Album Flashback #7: Moby – ‘Everything Is Wrong’
There’s a saying that the British, due to a cultural kink, tend to understate things out of politeness. But being raised not too far from New York Moby was never going to have that problem.
Indeed with the sense of humour Moby has, if the many sketches and outtakes found on his dvd extras are to be believed, he’d fit in well in our neck of the woods. Not least because Everything is Wrong is an album that almost two decades after being released still feels as fresh as the day it was born.
Opener Hymn, a different version than the (in our opinion) much more powerful single version, sets the scene well – ethereal key strokes setting the scene before we jump into the alt-four on the floor excellence of Feeling So Real. With a repeated verse that says just what it needs to say it’s left to the deftly arranged beats to do the work of supplanting it from the crisp vinyl to your cerebral cortex. Something it does very well!
As with much of Moby’s work it’s not just an excuse to throw out some funky beats for the people to throw shapes to, (Although there is nothing wrong with that at all obviously…) it’s got an emotional backbone that creates the subtext to the obvious dance driven heart of the music. There’s the odd curveball such as the thrash-dub brilliance of All That I Need is to Be Loved, working on the level of a general primal scream session cry for help as well as a generous genre jump to shake you up and the record as a whole is certainly not pigeonholing itself into one corner of the dance scene of the time - or indeed any scene.
The ambient moments mix with the heavy beats and the smatterings of thrash thrown in for good measure all add up to a record that doubtless confounded many at the time of release but still stands out as a highlight among highlights in Moby’s catalogue. The dance scene was once famously picky as to what it let itself be connected to but the diversity of styles Moby can work with make that not so much of a problem as he proved later in his career with the huge success of Play.

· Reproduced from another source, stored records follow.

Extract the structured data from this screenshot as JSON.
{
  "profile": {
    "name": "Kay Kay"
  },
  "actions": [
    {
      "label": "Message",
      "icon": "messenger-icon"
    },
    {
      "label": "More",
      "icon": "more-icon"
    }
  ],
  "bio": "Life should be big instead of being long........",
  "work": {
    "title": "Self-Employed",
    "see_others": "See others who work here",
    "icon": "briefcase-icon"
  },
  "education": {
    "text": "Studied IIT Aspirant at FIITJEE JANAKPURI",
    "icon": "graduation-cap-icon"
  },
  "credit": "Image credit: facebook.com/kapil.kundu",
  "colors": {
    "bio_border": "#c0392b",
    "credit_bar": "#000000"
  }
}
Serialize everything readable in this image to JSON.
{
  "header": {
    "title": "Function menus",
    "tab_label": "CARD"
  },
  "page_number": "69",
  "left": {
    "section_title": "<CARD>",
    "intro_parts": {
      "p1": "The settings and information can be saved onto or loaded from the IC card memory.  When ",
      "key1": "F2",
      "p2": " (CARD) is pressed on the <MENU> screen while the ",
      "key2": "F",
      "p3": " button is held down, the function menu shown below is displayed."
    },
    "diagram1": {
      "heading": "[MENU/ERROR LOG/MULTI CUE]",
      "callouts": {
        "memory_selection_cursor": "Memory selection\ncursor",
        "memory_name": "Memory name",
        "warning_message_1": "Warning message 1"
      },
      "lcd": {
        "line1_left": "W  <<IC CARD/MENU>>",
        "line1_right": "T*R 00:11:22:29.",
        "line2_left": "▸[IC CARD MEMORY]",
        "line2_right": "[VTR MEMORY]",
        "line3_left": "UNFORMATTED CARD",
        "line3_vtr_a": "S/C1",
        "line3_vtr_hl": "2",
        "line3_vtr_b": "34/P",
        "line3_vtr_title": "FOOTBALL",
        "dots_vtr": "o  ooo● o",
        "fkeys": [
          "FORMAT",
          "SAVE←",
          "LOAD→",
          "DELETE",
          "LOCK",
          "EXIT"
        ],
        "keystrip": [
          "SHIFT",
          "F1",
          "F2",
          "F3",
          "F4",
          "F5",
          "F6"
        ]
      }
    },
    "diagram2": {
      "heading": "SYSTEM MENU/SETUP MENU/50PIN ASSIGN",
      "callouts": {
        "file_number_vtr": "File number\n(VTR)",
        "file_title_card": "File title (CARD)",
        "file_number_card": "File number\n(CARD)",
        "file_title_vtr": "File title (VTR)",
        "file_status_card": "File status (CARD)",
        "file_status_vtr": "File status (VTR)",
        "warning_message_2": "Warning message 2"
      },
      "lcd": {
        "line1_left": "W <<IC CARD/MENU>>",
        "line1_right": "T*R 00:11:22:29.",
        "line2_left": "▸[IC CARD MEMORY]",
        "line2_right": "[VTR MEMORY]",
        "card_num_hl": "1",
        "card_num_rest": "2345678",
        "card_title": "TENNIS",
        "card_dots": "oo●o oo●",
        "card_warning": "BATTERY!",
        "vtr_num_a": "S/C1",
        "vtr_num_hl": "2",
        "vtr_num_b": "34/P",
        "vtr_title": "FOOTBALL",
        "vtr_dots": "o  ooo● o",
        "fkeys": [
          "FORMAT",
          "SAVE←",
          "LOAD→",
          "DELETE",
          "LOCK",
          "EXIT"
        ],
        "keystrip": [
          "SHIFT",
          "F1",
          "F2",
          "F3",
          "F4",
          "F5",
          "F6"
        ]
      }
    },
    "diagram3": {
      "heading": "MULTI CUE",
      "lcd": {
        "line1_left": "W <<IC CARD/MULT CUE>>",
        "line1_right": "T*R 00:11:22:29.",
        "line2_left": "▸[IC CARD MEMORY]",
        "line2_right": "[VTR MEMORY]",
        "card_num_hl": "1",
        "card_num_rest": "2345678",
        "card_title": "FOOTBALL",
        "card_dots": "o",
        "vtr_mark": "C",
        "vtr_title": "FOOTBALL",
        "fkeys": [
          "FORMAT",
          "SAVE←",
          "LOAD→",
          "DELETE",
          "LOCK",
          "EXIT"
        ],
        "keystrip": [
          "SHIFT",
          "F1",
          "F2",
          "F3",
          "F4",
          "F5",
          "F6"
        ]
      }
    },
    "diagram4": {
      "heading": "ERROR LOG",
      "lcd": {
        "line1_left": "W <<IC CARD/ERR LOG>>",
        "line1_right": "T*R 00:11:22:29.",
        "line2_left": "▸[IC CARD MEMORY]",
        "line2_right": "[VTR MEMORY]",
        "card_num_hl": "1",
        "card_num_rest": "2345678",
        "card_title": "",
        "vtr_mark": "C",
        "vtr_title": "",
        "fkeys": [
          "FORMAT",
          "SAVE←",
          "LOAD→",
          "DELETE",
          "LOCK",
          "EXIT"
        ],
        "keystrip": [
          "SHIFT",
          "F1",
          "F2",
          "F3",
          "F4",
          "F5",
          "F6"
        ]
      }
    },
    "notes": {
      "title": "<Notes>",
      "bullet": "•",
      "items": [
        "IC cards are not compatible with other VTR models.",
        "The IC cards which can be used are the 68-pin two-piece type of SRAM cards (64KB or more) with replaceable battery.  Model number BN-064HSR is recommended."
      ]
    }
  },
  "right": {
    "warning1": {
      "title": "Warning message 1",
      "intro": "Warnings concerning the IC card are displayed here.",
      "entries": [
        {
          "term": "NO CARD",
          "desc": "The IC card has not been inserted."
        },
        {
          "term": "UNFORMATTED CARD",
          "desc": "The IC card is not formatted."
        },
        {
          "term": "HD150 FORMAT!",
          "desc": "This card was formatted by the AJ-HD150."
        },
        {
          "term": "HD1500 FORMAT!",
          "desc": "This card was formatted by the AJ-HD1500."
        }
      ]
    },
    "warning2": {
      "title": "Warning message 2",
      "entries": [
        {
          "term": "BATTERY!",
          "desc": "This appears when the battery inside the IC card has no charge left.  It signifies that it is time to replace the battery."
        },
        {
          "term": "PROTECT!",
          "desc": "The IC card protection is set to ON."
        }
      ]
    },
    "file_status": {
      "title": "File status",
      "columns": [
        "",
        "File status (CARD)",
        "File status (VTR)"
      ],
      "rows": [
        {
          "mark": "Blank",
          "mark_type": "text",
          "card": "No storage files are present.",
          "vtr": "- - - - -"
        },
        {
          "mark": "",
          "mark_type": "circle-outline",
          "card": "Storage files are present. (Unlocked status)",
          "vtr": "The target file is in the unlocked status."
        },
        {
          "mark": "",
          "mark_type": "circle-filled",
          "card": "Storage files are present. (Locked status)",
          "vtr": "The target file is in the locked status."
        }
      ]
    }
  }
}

There may not be another record like it in his vast catalogue but for sure it’s a thrilling collection of euphoria, primal scream therapy and joyous beats that take the listener on a journey that stimulates not only the muscles but the mind. Even the sleeve notes are an essay that may very well be marmite in literary term but the one thing we need to know is that Everything is Wrong…
And we wouldn’t have it any other way!
Words by Culture Agent #1